The site ships with a comprehensive selection of courses—each completely free:
These courses span various learning styles, with video, written learning materials, and hands-on exercises. The course’s creators work full-time on the technologies they cover. For example, the Kafka Streams course was prepared by Bill Bejeck, a Kafka committer and PMC member, and delivered by Sophie Blee-Goldman, an engineer on our Kafka Streams team. The “Inside ksqlDB” course is prepared and presented by ksqlDB’s Product Manager Michael Drogalis. These are people that sleep, live, eat, and breathe data in motion, and their deep domain knowledge comes through in the courses they deliver.
Kafka has clients for most programming languages you may wish to use, but it wasn’t always easy to get started. Confluent Developer includes getting-started guides tailored to some of the most popular languages, including Java, Python, Go, REST, .NET, NodeJS, and C/C++. These guides take you through the step-by-step process of building an application with Kafka and the language of your choice in an easily accessible and idiomatic way.
One section of Confluent Developer that we’re very proud of is the Event Streaming Patterns catalog. The site includes a catalog of more than 50 design patterns, starting with simple ones like Event Stream and Event Processing Application and extending into more complex compositions like Event Collaboration and CQRS.
These patterns play several important roles in designing systems for data in motion.

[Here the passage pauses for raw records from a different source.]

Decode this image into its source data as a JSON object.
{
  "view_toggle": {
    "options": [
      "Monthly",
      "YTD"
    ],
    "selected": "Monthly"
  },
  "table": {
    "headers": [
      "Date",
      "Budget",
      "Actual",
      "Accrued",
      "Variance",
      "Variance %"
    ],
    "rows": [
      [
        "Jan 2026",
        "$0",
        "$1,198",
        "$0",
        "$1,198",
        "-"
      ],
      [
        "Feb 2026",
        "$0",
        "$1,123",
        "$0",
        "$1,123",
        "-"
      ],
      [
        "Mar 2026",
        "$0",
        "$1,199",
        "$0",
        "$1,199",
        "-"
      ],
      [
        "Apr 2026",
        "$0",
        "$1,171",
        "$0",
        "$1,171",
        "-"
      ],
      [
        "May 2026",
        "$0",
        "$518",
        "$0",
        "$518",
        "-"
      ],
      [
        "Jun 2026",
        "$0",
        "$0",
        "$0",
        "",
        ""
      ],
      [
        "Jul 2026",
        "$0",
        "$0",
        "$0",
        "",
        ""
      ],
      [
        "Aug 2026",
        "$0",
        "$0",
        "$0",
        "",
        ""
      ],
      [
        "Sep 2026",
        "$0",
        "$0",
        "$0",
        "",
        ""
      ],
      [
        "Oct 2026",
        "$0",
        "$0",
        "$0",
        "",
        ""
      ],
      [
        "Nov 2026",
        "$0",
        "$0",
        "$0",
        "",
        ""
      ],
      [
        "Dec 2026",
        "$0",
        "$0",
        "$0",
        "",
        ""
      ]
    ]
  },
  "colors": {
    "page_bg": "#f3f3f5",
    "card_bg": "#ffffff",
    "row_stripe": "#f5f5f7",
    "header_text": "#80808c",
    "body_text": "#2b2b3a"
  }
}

For one, they establish a common language, just as you might use the terms singleton, circuit breaker, or proxy today. Secondly, these patterns enumerate the foundational components needed to build more complex systems—a recipe book you can use to piece together the perfect meal.
Kafka’s internals have many moving parts spanning network, I/O, replication, and persistence. Confluent Developer ships with two unique, interactive diagrams that help you understand how these different modules fit together, measure their performance and tune their configuration, providing a solid mental model for how the system works under the hood.
Confluent Developer covers all you need to know about Apache Kafka, event streaming, and Confluent Cloud. There is a vast amount of information on the site, and we’ll be adding to it over the coming releases. We hope you find the site both exciting and informative.
Find out more at dev.confluent.io.
Companies are looking to optimize cloud and tech spend, and being incredibly thoughtful about which priorities get assigned precious engineering and operations resources. “Build vs. Buy” is being taken seriously again. And if we’re honest, this probably makes sense. There is a lot to optimize.
Operating Kafka at scale can consume your cloud spend and engineering time. And operating everyday tasks like scaling or deploying new clusters can be complex and require dedicated engineers. This post focuses on how Confluent Cloud is 1) Resource Efficient, 2) Fully Managed, and 3) Complete.